    Tommy said...

    "How could Xiang (Hanyu Pinyin) for example possibly be pronounced correctly by someone that did not know Mandarin? "

    I disagree. You can instruct someone to say the sounds correctly as long as there is consistency. Tell them that the XI is halfway between an s and an sh, have them repeat after you, tell them what their tongue is supposed to do, and they will get it. It isn't that hard. I learned Hanyu Pinyin in my first year of Chinese and I have never had trouble with the pronunciation of Chinese. Remembering the tones though is something else...

    Anonymous said...

    A well-known issue with languages in China (among others) is the government's notorious ruthlessness with trying to kill Shanghainese. Still a lot of Shanghainese speak it, but it's banned in the media while Cantonese and Minnan are not (with Minnan even promoted in some ways!).

    Tommy said...

    "pick another starting location for the PLA...that is where my girlfriend lives!"

    I don't think you have to worry. The way Zhong He is laid out, they could be the next street over from your girlfriend and still never find the way around the block.

    Anonymous said...

    Thomas: if you already speak Mandarin, and can read just a nominal amount, you can "get" tongyong pinyin by just seeing a few examples. The cost is minimal, as long as it is consistent.
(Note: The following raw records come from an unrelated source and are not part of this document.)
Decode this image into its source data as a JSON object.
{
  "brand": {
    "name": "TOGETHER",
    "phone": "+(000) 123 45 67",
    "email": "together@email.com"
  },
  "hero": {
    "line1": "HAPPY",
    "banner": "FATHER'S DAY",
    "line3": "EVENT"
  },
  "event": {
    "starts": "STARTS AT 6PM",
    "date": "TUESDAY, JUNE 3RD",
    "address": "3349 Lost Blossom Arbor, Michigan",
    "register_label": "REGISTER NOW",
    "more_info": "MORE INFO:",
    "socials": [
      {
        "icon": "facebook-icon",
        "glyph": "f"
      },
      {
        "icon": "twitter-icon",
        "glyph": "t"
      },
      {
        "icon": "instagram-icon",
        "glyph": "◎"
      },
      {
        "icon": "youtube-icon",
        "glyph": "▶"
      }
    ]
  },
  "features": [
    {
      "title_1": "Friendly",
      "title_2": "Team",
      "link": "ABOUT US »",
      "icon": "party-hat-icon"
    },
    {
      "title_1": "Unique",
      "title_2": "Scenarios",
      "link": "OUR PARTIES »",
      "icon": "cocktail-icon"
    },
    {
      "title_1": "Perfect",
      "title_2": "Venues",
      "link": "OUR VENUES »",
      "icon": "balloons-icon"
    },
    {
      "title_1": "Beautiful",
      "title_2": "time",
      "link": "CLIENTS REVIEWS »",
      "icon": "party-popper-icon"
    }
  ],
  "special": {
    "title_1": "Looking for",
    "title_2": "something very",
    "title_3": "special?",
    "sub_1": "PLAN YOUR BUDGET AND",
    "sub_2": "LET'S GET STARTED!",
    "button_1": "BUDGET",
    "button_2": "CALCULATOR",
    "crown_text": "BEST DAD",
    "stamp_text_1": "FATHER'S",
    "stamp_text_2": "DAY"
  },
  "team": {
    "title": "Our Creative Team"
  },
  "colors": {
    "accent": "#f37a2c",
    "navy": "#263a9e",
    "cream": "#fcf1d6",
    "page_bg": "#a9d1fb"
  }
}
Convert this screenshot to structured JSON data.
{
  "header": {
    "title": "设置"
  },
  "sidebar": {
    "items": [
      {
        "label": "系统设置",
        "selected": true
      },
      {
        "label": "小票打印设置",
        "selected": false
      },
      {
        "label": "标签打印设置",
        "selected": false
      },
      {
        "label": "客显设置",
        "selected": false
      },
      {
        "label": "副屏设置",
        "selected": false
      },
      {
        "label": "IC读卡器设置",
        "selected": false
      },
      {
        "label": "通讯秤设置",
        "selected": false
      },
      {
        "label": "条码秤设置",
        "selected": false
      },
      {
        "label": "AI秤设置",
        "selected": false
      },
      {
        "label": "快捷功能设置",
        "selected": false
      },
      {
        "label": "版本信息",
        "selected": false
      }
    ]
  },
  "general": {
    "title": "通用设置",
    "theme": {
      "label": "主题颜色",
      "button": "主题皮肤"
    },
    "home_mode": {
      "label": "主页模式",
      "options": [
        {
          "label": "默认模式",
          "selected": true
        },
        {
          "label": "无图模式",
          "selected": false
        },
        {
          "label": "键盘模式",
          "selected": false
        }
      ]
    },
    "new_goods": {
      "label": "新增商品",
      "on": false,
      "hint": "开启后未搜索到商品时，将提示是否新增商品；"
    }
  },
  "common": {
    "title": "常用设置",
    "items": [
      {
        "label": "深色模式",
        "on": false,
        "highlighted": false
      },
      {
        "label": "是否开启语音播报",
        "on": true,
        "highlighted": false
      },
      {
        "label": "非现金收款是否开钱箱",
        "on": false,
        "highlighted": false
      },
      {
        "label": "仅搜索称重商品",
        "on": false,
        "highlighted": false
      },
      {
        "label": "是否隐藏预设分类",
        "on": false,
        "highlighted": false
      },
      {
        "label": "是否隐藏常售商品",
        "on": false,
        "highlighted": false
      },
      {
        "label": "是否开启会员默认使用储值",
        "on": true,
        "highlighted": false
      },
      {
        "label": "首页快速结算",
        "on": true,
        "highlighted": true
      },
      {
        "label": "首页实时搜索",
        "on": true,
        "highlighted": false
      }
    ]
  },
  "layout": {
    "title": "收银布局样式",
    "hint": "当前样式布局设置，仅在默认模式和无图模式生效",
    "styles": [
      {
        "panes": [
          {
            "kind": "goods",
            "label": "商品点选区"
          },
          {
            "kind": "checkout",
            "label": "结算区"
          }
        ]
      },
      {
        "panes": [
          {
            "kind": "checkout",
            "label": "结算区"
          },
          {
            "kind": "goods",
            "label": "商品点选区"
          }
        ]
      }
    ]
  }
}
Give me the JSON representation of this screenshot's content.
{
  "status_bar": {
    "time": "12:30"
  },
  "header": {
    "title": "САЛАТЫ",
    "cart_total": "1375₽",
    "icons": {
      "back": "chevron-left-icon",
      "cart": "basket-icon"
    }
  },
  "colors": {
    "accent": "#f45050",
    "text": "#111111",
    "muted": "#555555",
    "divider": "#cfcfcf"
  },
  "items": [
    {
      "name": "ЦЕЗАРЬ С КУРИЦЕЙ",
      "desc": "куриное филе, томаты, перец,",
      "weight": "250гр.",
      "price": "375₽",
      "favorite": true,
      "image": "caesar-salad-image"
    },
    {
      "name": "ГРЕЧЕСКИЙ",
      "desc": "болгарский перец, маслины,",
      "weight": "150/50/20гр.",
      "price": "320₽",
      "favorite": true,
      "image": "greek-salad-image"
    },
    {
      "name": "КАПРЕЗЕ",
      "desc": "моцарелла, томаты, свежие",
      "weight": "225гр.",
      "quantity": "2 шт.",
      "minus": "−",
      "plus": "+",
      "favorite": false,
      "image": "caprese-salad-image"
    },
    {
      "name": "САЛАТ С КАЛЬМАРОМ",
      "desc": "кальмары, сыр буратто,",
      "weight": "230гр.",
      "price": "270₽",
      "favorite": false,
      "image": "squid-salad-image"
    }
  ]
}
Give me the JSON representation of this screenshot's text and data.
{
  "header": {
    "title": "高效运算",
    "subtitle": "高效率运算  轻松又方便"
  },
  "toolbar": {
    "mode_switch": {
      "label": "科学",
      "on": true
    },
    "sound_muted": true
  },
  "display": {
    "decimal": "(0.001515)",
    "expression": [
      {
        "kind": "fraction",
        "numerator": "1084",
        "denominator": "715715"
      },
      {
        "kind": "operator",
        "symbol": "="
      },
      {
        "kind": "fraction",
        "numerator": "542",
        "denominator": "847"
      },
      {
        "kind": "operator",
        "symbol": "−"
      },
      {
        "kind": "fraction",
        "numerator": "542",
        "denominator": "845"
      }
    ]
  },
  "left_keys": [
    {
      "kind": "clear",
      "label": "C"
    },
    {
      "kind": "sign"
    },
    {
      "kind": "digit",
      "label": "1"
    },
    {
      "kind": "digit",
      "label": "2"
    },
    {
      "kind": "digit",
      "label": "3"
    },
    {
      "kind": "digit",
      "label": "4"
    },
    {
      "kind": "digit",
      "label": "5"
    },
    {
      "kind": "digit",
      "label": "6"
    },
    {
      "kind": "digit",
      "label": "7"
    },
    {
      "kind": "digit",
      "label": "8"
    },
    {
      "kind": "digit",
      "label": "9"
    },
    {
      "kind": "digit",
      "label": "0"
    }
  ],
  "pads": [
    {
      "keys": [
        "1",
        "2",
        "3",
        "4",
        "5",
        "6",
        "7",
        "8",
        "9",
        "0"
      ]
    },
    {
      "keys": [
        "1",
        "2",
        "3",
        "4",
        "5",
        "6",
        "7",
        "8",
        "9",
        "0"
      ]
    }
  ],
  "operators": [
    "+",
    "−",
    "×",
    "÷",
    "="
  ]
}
Consistency and tone markers are the key, and there is value in being different from China, purely from a branding perspective.

    Tommy said...

    "Cantonese and Minnan are not"

    The PRC is stuck with these two for the time being. Hong Kongers are way too proud of their language, and that dialect, and Hong Kong culture influences most of Guangdong.

    I would guess banning Minnan would make them look bad in the eyes of many Taiwanese.

    channing said...

    All the discussion of banning and not banning local languages and dialects in China really doesn't ring with me. There are so many regional dialects and variations that there's no way to "ban" them.

    Languages like Minnan, Cantonese, Shanghainese, etc. continue to flourish and are becoming more well-known all over China as various subcultures compete for nationwide attention. Some don't know that, and some don't want to believe it.

    For the Anonymous that tells me Mandarin politically dominates Taiwan, I believe you missed my point: Tongyong is a COPY. It was composed and institutionalized as political firepower.

    Anonymous said...

    channing it's easy: you can forbid the language from public use, such as in tv, radio, music, schools, etc, and people will get the message that it's only a private language suitable for use when talking to your parents. that's essentially what happened in taiwan. many people were ashamed of speaking taiwanese, to the extent that some people still are today.

    cantonese and min-nan haven't gotten that treatment, with hk obviously the dialect of prestige and unconvertible, at least for the time being.